Later in life Dawn started to have a problem with her one eye being a lazy eye again. Was this a sign she was losing control of her life again? When Dawn was young she learned about a surgery she could have when she turned 12, but her father said, “No.” There was nothing set in stone stating the surgery would definitely work. This did devastate Dawn somewhat. Was this what caused Dawn to want to kill her father, and herself, Hanna? Their standing by each other and saying no to the surgery?
Hanna has to ask herself if she can remember what happened, if Dawn did have anything to do with the killing of Hanna’s husband, Joe, Dawn’s own father, or if it was only Rud who did it, or was it BOTH Rud and Dawn? Could it have been someone else entirely?
It’s time for Hanna to decide whether or not her memories are secure enough to make a decision as to what to do with them.
Moving on, now Hanna has to learn to live her life. HER life. Not a life with Dawn, or Rud, nor Joe, nor their ghosts or going over what she could have changed, done different, or anything like. It's time to move on. She's done this enough. She’s on her own, or at least it’s time Dawn leave and Hanna live her life. Hanna realizes the only way to do this is to more or less wash her hands of everything that has happened and move on. She cannot hold herself responsible any longer because she is not responsible for what happened.
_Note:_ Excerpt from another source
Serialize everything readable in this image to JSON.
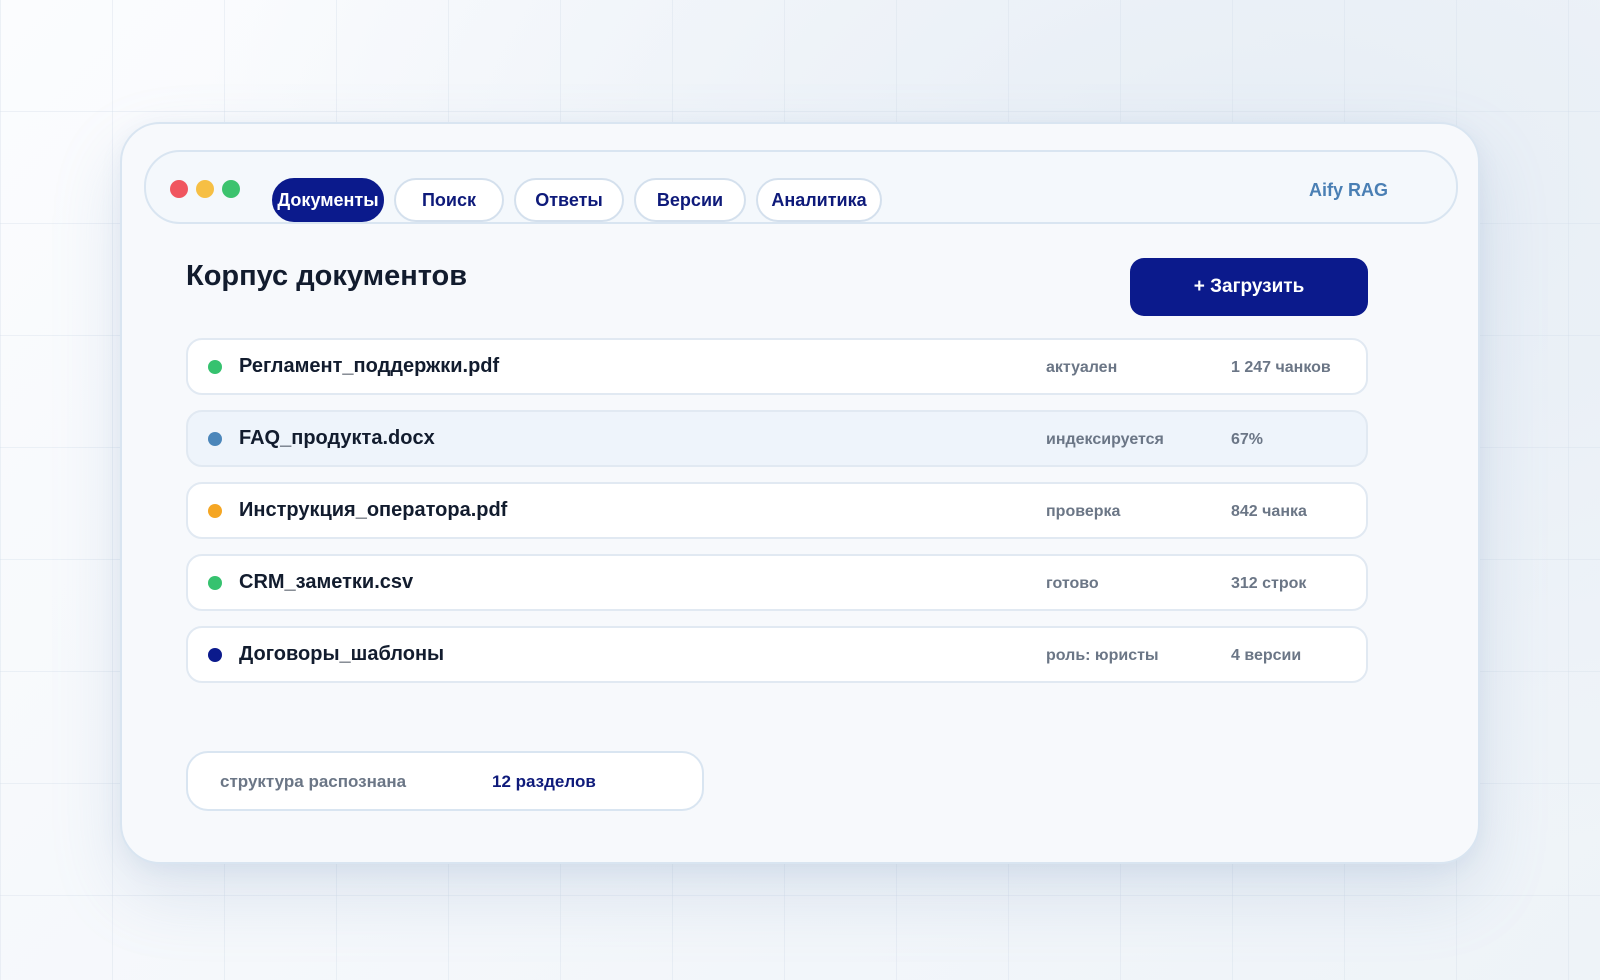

Sometimes a parent has to do this, as hard as it may be, in order to live their life without blame because parents are not to blame how their children decide to turn out. It's THEIR CHOICE. Hanna gets to live life to it’s fullest like she is supposed to! We are ALL supposed to live life! For ALL that Hanna has “LIVED” through, it’s about time she does live for herself and love herself. No one else is going to do this for her. Parents cannot blame themselves for the things their kids do when they become adults. As we raise our kids we can try to teach them right from wrong, but once they leave our homes, they’re on their own. Again, time for us to wish them the best, for us to wash our hands of them knowing we have taught them as well as we humanly could.
Some of you may not ever be able to relate to this, I don’t know, but for this woman, Hanna, and I’ll say it again, for all that she has LIVED through, the time is now to start living again - happily.
This book will be an excellent Book Club read! I loved this book, and I highly suggest it!
I received this book for FREE from the Hachette Book Group and NetGalley in exchange to read and write a review about it. It is NOT required for this review to be either positive or negative, but of my own honest opinion. "Free" means I was provided with ZERO MONIES to read this book nor to write this review, but to enjoy the pure pleasure of reading it. I am disclosing this information in accordance with the Federal Trade Commission's 16 CFR, Part 255, http://www.access.gpo.gov/nara/cfr/waisidx_03/16cfr255_03.html Guides Concerning the Use of Endorsements and Testimonials in Advertising.